Art Nouveau Engagement Rings April 1, 2015 – Posted in: Jewelry Blog

The art nouveau movement began in the late 19th century and, unusually for jewelry design at least, was all but over within 25 years. Although fashion is, by definition, a temporary affair, high quality jewelry pieces tend to buck the trend somewhat by remaining desirable and very wearable regardless of the current clothing and other trends.

Photo Credit: Tadema Gallery

Photo Credit: Tadema Gallery

It’s true that certain styles are more en vogue than others, but a diamond engagement ring from a century ago is just as likely to be seen being worn as one created yesterday.

This is one of the rare qualities that rings and other jewelry pieces possess that most objects don’t. The same is true for vintage engagement rings produced during the art nouveau period.

Unlike its later brash, masculine cousin art deco, art nouveau is delicate and feminine, influenced as it was by both oriental style and a desire for simpler times.

Where art deco was industrial and full of angles and corners, art nouveau was curves, loops and swirls in an attempt to recreate the handcrafted look that had long since faded into the distance.

Flowers and exotic insects were often the subject of art nouveau jewelry, and even diamond engagement rings were rarely without an embellishment that followed the feminine ideals of the movement. Whereas, nowadays, a diamond is the undoubted focal point of an engagement ring, perhaps supported by smaller stones, art nouveau examples were often a combination of diamonds, pearls, other stones and even enameled objects.

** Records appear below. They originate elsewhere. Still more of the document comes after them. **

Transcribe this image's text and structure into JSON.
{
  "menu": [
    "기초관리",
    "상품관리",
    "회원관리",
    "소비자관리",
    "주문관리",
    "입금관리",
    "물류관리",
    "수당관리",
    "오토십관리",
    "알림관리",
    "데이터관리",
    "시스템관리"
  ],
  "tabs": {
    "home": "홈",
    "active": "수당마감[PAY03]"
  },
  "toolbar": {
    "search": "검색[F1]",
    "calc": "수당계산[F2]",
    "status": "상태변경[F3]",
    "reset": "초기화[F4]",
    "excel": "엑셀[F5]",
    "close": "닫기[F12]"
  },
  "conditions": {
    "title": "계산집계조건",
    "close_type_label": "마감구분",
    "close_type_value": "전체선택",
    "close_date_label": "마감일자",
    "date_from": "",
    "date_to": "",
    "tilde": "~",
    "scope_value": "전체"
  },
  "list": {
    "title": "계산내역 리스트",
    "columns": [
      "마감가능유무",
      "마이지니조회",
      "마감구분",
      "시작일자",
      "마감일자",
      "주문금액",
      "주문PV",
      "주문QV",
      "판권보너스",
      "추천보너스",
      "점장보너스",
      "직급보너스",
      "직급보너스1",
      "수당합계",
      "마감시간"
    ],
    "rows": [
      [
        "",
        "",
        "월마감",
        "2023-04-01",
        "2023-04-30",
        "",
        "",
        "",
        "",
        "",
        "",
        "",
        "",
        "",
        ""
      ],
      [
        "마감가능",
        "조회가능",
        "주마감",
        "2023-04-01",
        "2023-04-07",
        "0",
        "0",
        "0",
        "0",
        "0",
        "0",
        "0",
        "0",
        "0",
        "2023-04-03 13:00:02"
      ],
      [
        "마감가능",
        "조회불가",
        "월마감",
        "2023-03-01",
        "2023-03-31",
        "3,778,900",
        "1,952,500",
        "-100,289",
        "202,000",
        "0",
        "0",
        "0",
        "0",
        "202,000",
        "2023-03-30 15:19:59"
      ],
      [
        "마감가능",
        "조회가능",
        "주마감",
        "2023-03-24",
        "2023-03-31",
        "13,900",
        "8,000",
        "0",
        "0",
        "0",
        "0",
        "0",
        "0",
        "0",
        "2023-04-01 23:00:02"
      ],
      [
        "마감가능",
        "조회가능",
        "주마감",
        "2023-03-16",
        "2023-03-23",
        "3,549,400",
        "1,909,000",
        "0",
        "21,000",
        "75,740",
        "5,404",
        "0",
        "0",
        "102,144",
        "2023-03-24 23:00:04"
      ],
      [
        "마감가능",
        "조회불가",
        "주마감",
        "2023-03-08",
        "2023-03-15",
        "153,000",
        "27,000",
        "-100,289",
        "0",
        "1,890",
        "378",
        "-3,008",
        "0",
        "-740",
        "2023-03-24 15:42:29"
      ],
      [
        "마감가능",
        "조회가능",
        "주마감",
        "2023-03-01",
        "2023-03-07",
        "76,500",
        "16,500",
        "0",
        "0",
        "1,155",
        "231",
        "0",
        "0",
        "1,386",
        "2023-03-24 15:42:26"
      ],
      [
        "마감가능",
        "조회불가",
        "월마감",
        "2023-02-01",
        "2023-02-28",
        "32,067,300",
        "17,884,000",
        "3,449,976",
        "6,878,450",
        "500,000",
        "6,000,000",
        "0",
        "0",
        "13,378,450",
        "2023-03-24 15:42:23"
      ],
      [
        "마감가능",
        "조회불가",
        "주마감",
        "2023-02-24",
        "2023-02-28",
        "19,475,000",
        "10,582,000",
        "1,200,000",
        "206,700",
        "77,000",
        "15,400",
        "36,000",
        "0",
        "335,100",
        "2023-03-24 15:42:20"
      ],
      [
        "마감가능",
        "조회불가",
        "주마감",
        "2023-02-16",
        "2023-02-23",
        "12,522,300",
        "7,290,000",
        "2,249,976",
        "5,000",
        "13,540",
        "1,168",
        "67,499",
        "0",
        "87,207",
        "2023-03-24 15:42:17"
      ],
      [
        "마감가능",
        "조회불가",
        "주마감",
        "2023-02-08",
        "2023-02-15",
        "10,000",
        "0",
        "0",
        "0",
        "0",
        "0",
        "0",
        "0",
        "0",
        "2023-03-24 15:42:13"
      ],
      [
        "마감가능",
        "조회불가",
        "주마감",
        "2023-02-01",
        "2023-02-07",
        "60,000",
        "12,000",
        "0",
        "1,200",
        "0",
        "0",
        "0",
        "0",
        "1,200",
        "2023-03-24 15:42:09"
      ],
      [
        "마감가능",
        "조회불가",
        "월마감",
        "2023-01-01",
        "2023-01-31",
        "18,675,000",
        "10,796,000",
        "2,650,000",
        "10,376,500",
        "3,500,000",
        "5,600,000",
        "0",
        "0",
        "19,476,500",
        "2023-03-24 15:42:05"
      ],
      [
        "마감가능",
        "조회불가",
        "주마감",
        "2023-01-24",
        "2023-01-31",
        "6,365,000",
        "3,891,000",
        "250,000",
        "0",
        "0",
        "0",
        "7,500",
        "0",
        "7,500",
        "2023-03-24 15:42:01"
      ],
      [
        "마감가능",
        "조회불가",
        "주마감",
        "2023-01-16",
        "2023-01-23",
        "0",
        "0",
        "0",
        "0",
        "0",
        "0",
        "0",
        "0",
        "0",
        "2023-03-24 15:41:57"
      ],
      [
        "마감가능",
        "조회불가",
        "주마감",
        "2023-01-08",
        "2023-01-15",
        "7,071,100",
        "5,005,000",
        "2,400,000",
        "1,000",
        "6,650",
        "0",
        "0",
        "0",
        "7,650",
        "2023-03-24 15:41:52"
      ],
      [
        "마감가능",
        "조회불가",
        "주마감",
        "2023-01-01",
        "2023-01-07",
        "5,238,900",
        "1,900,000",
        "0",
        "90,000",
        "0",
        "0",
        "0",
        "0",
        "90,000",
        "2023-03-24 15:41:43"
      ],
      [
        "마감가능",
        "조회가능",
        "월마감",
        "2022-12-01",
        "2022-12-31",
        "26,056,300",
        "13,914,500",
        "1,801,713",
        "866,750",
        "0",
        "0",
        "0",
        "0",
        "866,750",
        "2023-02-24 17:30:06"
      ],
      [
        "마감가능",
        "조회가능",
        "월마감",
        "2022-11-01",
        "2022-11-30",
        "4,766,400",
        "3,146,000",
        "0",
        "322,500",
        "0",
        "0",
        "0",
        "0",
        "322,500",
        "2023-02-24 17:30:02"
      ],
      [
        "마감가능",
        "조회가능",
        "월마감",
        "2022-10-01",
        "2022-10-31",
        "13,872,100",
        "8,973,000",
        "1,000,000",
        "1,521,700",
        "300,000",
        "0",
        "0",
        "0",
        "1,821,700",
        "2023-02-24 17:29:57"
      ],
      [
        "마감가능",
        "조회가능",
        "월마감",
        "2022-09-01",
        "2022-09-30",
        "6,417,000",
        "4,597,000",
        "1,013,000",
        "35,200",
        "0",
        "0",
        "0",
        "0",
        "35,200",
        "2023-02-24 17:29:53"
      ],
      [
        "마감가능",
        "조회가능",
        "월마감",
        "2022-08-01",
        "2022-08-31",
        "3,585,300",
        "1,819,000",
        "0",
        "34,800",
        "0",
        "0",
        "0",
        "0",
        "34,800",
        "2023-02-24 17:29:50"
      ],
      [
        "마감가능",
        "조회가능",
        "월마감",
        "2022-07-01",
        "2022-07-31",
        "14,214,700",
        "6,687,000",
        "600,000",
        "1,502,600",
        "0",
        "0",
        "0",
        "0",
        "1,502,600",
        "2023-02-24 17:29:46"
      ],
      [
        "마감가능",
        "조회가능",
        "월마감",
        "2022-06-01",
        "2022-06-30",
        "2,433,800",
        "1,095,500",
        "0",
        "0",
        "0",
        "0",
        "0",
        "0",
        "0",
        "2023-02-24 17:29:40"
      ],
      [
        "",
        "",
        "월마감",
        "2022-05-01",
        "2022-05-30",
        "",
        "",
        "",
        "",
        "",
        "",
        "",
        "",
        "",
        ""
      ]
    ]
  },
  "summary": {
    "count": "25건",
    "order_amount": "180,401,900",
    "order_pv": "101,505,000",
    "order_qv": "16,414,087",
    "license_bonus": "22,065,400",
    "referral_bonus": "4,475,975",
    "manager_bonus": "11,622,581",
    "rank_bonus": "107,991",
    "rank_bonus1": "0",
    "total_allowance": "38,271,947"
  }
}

Although very common today, platinum first came to prominence due to it being the favored metal for engagement rings of the period, with silver and white gold sometimes being used as a less expensive alternative. As demand for quality pieces soared, art nouveau as a movement lost its way somewhat, with rings and other items being mass-produced despite the original intent being a counter-point against the increasing industrialization of the world.

By the time World War I was under way, the transition into art deco was complete and the innocence of art nouveau was lost among the clang of machines and the clamor for substance over style.

Due to this trend towards mass-production, the quality of the pieces appearing in the marketplace suffered greatly, with increasingly cheaper alternatives being sought in preference to the exquisite design and craftsmanship of the early years of the movement.

Although art nouveau has never really hit the same heights since, the finest examples of diamond engagement rings are highly prized, due in part to their relative unavailability. This, in turn, has created a booming replica market, another irony that serves to demonstrate the loss of what art nouveau actually stands for.